Thirdly, there is a need to address the toxic effects of internalised ageism. While much attention has rightly been paid to the impact of ageist ideas on older people’s access to services and entitlements, there has been very little attention paid to how ageism can distort older people’s inner worlds.

There is a significant and growing evidence base which shows how internalised ageist attitudes negatively affect how long people live; the incidence of illness and the ability to recover from it; functional abilities such as walking speed and activities of daily living; cognitive ability and memory performance; health enhancing behaviours and the will to live; and finally, emotional wellbeing and mental health. [For an overview see (Robertson, 2017)].

Internalised ageism appears to negatively affects older people’s health and wellbeing in this way through two psychological mechanisms. Firstly, by inculcating self limiting beliefs (i.e. I can’t/shouldn’t do this at my age). Secondly, by instigating self fulfilling prophecies (i.e. loneliness is just something you can’t avoid in old age).

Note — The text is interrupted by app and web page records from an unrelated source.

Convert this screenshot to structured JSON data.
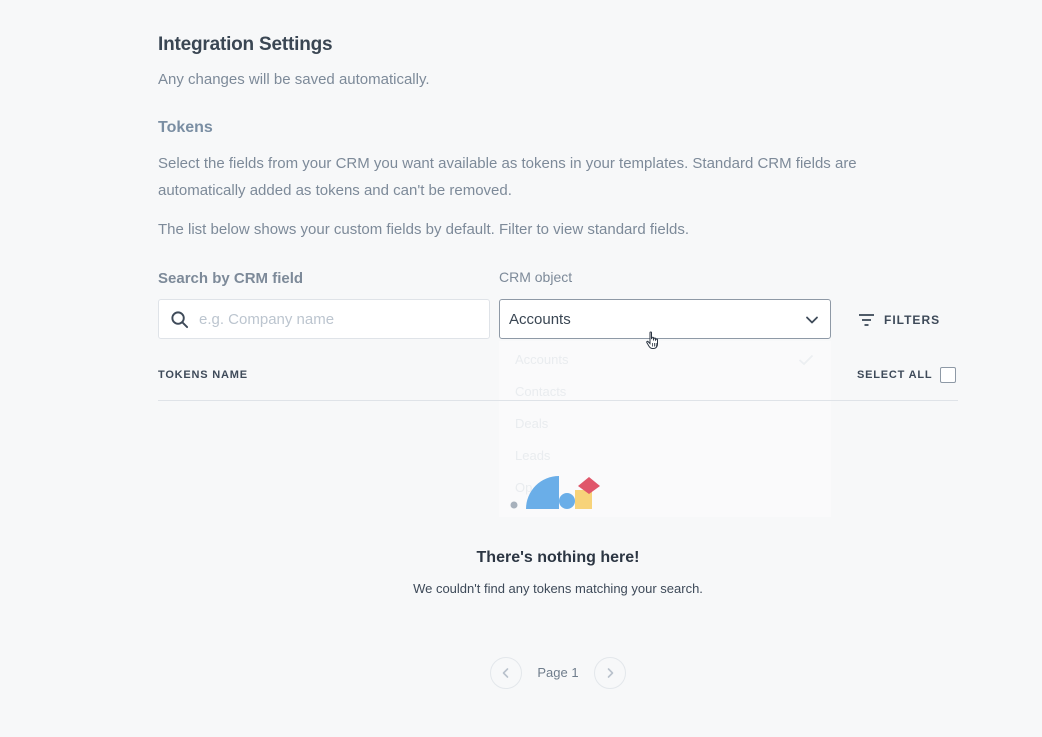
{
  "header": {
    "title": "Integration Settings",
    "subtitle": "Any changes will be saved automatically."
  },
  "tokens": {
    "section_title": "Tokens",
    "description": "Select the fields from your CRM you want available as tokens in your templates. Standard CRM fields are automatically added as tokens and can't be removed.",
    "note": "The list below shows your custom fields by default. Filter to view standard fields."
  },
  "search": {
    "label": "Search by CRM field",
    "placeholder": "e.g. Company name",
    "value": ""
  },
  "crm_object": {
    "label": "CRM object",
    "selected": "Accounts",
    "options": [
      "Accounts",
      "Contacts",
      "Deals",
      "Leads",
      "Op"
    ]
  },
  "filters": {
    "label": "FILTERS"
  },
  "table": {
    "column_header": "TOKENS NAME",
    "select_all_label": "SELECT ALL"
  },
  "empty_state": {
    "title": "There's nothing here!",
    "message": "We couldn't find any tokens matching your search."
  },
  "pagination": {
    "label": "Page 1"
  },
  "colors": {
    "illustration_blue": "#6aaee8",
    "illustration_yellow": "#f7d37a",
    "illustration_red": "#e0566a",
    "illustration_gray": "#a7b1bc"
  },
  "icons": [
    "search-icon",
    "chevron-down-icon",
    "filter-icon",
    "check-icon",
    "chevron-left-icon",
    "chevron-right-icon",
    "hand-cursor-icon"
  ]
}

Unfortunately it is not enough just to promote positive images of older people as a way of combatting internalised ageing – indeed there is some evidence that promulgating overly positive images of ageing can actually make the situation worse (Fung et al., 2014). There are however a range of other possible strategies (Robertson, 2017), but few have been developed into workable interventions, and evidence of effectiveness ‘in the field’ is woefully lacking. This is therefore an area worthy of attention by the age friendly movement and its academic supporters.

A new agenda
As the age friendly communities movement moves into its next phase of development, it needs to develop an awareness of how the internal, as well as the external world affects older people’s health and well being in later life. The ‘missing link’, the psychological domain, needs to be addressed if age friendly approaches are to become truly ‘psychosocial.’

Share This